Corbyn: Our water infrastructure is crumbling
Labour leader Jeremy Corbyn has criticised the "failures" of the water industry as he outlined his party's plans for renationalisation.
Corbyn visited Abbey Pumping Station in Leicester on Friday 7 September and posted on his Twitter account: "Water is a natural resource for everyone. It should not be used for private profit. Labour will bring it into public ownership."
He added: "Thank you to volunteers at Abbey pumping station in Leicester for showing me around this historic site, from a time when water was used for public good, not private profit. Labour will bring water into public ownership so it works for customers, not shareholders."
Labour analysis has found that the value of water companies for shareholders has almost quadrupled since privatisation, but investment in water supply infrastructure is lower than it was in 1990 and household bills are up 40 per cent.
The party also said the total water lost to leakages between 2010 and 2017 amounted to 7.5 trillion litres – equivalent to the total volume of Loch Ness.
Corbyn said: “Thanks to the failures of privatised water companies, our water infrastructure is crumbling and people are forced to pay through the nose for services.
“Under Labour’s plans to bring our water system into public ownership, profits will be reinvested so that households across the UK have better services and lower bills.”
Speaking from Leicester, he added: “What we have in the water industry in Britain is CEOs being paid an average of a million pounds a year, we have an increase in real terms in water bills of 40 per cent since privatisation and we have a lack of investment in the system and so the leakage rate is getting worse and worse.”
Rebecca Long Bailey MP, Labour’s shadow business, energy and industrial strategy secretary, added: “These figures show that the current water system is broken.
"It cannot be right that private companies are ballooning in value while customers pay the price in poor services and rising bills.
“These companies operate regional monopolies, giving customers no choice in who supplies their water.
“Labour will replace this dysfunctional system with a network of regional, publicly owned water companies. Surplus profits will be reinvested in improving vital infrastructure and reducing customer bills.”
Water companies in England and Wales submitted their plans for AMP7 to Ofwat on Monday 3 September, pledging to spend a total of £50 billion on improving services, while average bills would fall by more than 4 per cent in real terms.
Michael Roberts, chief executive of Water UK, said: “As an industry we’ve invested £150 billion since privatisation, which has helped to cut leakage by a third and improve services. Water companies have just announced plans to invest an extra £10 billion a year to improve the water network, cut bills in real terms, and reduce leakage even further – all based on the views of over 5 million customers.
"In making the investment needed by the industry to tackle the big challenges posed by climate change and an increasing population, it’s not clear that Government-owned water companies would win the fight for taxpayers’ money every year in competition with health and education.”
Consumer Council for Water chief executive Tony Smith has said the plans submitted for PR19 "could define the future of the water industry in England and Wales" as companies seek to regain public trust.

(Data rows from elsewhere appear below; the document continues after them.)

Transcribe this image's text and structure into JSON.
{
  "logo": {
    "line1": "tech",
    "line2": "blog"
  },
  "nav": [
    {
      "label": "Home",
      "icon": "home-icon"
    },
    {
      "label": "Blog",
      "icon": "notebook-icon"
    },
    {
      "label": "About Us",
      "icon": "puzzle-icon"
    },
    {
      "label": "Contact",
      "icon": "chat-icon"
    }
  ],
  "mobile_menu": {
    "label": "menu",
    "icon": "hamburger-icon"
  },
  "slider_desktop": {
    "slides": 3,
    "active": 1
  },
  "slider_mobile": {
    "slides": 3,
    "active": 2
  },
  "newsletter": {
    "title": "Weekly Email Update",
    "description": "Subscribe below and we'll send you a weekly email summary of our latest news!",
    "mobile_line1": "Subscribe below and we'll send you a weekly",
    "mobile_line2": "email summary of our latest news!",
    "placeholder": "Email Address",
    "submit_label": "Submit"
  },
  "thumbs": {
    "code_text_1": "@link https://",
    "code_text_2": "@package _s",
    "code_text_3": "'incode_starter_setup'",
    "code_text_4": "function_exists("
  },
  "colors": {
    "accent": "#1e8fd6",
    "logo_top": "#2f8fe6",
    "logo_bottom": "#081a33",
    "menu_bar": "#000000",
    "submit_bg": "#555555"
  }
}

- UKWIR crowdsources on water conservation UK Water Industry Research (UKWIR) is to crowdsource the most important water-related issues facing the UK population... Read More >
- Labour plans National Infrastructure Commission if it wins General Election Labour plans to put the UK's long-term infrastructure needs centre stage are expected to address crucial water and... Read More >

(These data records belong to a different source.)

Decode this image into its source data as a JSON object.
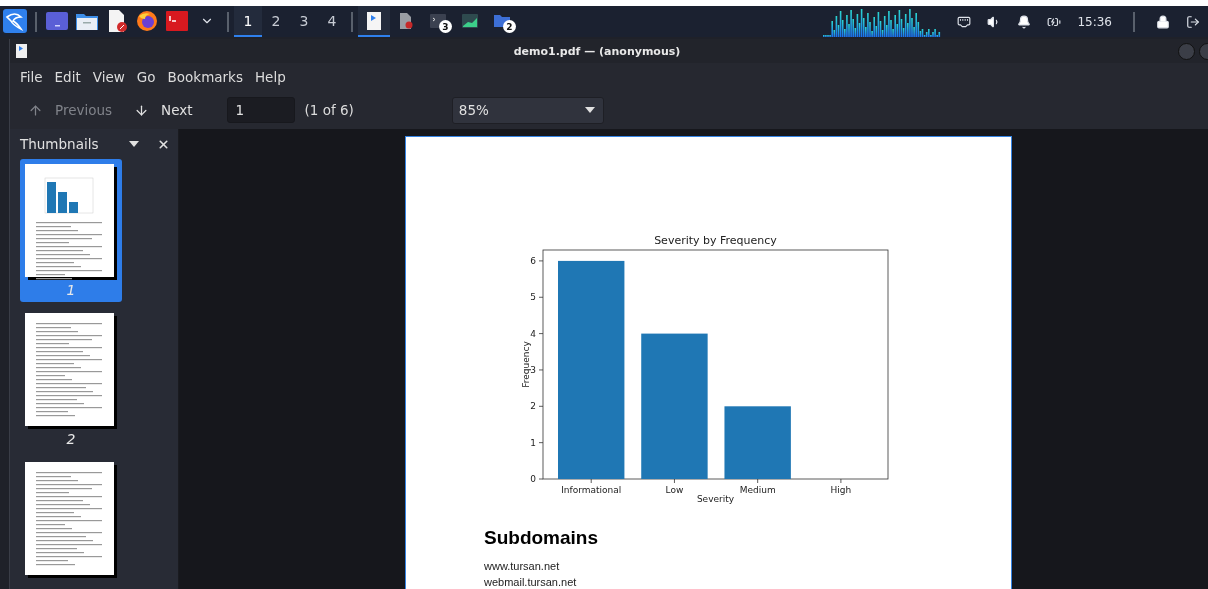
{
  "taskbar": {
    "launchers": [
      {
        "kind": "logo"
      },
      {
        "kind": "terminal-window"
      },
      {
        "kind": "folder"
      },
      {
        "kind": "document"
      },
      {
        "kind": "browser"
      },
      {
        "kind": "red-terminal"
      },
      {
        "kind": "menu"
      }
    ],
    "workspaces": [
      {
        "label": "1",
        "selected": true
      },
      {
        "label": "2",
        "selected": false
      },
      {
        "label": "3",
        "selected": false
      },
      {
        "label": "4",
        "selected": false
      }
    ],
    "tasks": [
      {
        "kind": "viewer",
        "selected": true
      },
      {
        "kind": "document",
        "selected": false
      },
      {
        "kind": "terminal",
        "badge": "3",
        "selected": false
      },
      {
        "kind": "monitor",
        "selected": false
      },
      {
        "kind": "folder",
        "badge": "2",
        "selected": false
      }
    ],
    "clock": "15:36"
  },
  "window": {
    "title": "demo1.pdf — (anonymous)",
    "menu": [
      "File",
      "Edit",
      "View",
      "Go",
      "Bookmarks",
      "Help"
    ],
    "toolbar": {
      "previous": {
        "label": "Previous",
        "disabled": true
      },
      "next": {
        "label": "Next",
        "disabled": false
      },
      "page_field": "1",
      "page_count": "(1 of 6)",
      "zoom": "85%"
    },
    "sidebar": {
      "title": "Thumbnails",
      "thumbnails": [
        {
          "label": "1",
          "selected": true
        },
        {
          "label": "2",
          "selected": false
        },
        {
          "selected": false
        }
      ]
    },
    "document": {
      "chart_data": {
        "type": "bar",
        "title": "Severity by Frequency",
        "xlabel": "Severity",
        "ylabel": "Frequency",
        "categories": [
          "Informational",
          "Low",
          "Medium",
          "High"
        ],
        "series": [
          {
            "color": "#1f77b4",
            "values": [
              6,
              4,
              2,
              0
            ]
          }
        ],
        "ylim": [
          0,
          6.3
        ],
        "yticks": [
          0,
          1,
          2,
          3,
          4,
          5,
          6
        ]
      },
      "heading": "Subdomains",
      "lines": [
        "www.tursan.net",
        "webmail.tursan.net"
      ]
    }
  }
}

- NWL turns over £756.9M in 'pleasing' performance Northumbrian Water Ltd (NWL) has reported a £27.8M increase in turnover to £756.9M for the year to March 31, 2013 compared... Read More >
- Abstract concept: How can water companies reduce abstraction? Despite concerns over supplies, water companies face pressure to reduce abstraction. As part of our Utility of the Future... Read More >
- Under pressure: Tackling leakage in new networks Leakage in new pipelines represents a significant problem but, working alongside Scottish Water, Ant Hire Solutions has... Read More >
- Is it time for trenchless? Could the regulator's leakage and customer experience challenges lead water companies to fully embrace trenchless... Read More >
- Comment: New tech and partnerships will up the ante on leakage Closer partnerships, technology and connectivity will be the key to tackling leakage, with collaborative delivery... Read More >
- SES Water seeks out below-ground intelligence Collaborative work to assess the condition of pipes in the Sutton and East Surrey region is set to give SES Water... Read More >